◆ **GOAL OF THE EXERCISE**
Which lines in the records below contain the word "nmode"? Return each of them.

◆ **EXTRACTED ENTRIES**
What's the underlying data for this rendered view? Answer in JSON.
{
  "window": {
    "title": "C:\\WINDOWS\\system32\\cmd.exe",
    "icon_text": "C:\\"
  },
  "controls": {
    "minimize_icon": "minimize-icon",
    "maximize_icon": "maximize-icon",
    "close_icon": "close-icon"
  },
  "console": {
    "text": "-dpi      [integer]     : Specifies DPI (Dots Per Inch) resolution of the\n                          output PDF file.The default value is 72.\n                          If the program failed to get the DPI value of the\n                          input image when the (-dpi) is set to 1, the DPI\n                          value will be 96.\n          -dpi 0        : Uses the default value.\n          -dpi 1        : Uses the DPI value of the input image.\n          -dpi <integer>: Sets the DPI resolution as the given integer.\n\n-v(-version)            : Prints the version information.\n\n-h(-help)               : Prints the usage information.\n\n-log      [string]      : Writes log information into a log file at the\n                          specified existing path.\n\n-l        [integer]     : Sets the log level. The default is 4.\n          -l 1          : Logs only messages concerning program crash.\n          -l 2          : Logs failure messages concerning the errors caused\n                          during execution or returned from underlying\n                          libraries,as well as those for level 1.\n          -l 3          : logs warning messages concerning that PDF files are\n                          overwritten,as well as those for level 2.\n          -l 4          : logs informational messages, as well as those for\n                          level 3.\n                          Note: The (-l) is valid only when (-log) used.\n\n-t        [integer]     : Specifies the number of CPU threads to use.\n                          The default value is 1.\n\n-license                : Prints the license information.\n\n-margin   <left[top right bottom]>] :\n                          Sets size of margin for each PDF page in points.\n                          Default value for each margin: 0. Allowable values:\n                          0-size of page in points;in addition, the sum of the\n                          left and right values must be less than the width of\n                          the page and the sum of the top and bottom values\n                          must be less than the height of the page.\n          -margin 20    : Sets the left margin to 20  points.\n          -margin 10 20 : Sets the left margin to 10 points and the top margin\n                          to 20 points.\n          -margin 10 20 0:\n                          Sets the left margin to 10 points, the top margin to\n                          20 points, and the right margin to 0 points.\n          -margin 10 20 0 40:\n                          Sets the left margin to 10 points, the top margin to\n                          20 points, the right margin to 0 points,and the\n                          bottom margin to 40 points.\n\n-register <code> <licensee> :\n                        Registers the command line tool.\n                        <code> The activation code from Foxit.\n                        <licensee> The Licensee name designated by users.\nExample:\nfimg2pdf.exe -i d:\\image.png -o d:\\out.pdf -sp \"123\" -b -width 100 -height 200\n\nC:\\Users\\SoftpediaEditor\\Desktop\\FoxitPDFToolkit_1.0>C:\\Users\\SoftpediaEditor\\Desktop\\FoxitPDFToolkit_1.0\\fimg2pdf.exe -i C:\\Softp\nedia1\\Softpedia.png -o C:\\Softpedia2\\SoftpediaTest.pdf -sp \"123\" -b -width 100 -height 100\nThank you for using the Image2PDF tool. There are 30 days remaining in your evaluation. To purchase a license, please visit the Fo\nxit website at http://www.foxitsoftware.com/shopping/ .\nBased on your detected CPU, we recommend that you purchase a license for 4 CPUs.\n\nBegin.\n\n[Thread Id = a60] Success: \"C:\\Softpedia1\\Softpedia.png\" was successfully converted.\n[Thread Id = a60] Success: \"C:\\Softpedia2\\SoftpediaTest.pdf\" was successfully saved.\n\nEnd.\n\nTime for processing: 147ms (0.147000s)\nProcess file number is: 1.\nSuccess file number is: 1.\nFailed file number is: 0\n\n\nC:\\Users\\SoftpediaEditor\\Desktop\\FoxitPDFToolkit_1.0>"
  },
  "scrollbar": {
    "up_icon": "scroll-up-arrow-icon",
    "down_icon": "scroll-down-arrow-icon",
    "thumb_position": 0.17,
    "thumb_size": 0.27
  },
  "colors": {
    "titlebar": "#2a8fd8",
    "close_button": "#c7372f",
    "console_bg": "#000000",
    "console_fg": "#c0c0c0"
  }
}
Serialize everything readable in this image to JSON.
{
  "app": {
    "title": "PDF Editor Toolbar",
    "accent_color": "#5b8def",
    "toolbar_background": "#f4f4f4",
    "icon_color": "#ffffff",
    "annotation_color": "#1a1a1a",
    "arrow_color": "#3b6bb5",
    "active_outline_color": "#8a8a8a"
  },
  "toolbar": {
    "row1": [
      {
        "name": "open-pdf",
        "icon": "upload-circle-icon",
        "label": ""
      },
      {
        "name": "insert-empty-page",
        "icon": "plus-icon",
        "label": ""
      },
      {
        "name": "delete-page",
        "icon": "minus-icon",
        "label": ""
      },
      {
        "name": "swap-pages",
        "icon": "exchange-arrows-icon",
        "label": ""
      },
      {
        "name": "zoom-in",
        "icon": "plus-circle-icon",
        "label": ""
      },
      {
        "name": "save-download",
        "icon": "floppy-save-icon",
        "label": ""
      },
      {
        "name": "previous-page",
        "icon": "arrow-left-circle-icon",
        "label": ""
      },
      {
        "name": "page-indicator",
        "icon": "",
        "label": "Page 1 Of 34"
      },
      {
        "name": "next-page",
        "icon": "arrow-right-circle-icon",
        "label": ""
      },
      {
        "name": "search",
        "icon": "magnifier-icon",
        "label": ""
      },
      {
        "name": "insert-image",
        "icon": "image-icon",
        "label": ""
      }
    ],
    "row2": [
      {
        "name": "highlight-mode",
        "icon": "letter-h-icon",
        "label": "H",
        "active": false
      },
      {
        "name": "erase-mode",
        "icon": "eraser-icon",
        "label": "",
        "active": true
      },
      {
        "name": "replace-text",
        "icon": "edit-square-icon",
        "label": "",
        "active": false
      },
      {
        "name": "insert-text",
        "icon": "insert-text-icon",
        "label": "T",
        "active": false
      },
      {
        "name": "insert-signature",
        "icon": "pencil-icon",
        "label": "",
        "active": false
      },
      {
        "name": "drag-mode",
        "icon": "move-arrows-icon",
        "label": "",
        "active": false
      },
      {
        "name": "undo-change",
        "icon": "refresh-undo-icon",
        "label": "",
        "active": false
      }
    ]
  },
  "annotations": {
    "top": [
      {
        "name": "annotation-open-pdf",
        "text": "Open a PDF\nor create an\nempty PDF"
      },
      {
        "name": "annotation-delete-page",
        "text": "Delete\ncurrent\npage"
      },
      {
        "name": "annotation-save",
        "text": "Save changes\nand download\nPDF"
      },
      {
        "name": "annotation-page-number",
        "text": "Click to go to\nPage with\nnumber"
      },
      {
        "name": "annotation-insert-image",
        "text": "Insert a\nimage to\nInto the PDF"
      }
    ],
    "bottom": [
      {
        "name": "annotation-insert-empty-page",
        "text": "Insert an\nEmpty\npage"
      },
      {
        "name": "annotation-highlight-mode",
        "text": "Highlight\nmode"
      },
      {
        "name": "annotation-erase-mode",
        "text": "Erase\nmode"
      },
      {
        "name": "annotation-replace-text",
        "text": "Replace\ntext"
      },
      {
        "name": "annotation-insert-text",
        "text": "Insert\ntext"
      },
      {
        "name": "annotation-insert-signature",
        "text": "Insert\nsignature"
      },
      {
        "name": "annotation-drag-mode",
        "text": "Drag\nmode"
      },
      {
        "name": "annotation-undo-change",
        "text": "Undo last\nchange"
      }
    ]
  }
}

◆ **WORKED SOLUTION**
        "text": "Highlight\nmode"
        "text": "Erase\nmode"
        "text": "Drag\nmode"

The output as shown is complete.